EXERCISE INSTRUCTIONS. Bring together every line in the data that includes "true".

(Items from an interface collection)
______

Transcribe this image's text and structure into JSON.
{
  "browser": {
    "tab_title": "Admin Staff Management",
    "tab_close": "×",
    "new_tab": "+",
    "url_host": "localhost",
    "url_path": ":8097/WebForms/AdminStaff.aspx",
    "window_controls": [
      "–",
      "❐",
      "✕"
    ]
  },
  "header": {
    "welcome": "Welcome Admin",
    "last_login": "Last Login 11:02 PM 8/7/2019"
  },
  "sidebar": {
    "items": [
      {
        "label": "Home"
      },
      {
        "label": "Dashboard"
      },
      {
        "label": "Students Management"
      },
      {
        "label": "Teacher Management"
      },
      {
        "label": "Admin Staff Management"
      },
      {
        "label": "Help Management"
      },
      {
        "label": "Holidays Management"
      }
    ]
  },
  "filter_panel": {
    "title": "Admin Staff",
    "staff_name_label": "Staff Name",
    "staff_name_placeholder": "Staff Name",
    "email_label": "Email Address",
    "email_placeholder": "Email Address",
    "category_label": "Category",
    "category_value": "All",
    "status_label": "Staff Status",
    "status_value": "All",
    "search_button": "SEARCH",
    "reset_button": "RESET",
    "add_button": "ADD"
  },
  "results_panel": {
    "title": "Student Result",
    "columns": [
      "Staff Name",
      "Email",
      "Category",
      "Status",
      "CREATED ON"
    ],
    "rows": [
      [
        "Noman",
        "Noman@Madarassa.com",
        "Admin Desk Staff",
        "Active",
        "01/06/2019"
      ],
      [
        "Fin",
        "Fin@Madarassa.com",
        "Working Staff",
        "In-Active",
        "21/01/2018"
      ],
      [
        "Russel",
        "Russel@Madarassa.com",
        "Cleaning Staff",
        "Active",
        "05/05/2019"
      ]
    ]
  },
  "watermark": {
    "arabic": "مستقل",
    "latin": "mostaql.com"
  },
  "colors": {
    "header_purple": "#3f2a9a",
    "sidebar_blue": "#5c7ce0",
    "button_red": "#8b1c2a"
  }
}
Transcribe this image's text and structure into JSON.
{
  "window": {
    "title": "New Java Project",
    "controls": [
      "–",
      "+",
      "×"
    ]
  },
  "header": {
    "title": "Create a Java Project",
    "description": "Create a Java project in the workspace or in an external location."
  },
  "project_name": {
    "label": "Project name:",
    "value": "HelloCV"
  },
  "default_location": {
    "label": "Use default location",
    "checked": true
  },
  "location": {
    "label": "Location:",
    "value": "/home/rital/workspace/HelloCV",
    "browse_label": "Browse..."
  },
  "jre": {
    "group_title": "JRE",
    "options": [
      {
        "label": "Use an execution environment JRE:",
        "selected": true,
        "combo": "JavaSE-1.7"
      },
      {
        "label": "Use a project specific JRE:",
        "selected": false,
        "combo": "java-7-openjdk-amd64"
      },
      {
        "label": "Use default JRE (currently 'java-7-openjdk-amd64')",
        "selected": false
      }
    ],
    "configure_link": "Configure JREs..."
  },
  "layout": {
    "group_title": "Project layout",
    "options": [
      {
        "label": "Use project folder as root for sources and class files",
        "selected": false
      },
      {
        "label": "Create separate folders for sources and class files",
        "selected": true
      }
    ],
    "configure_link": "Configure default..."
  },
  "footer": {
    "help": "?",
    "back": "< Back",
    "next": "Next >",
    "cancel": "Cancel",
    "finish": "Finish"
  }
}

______

RESPONSE BOX.
    "checked": true
        "selected": true,
        "selected": true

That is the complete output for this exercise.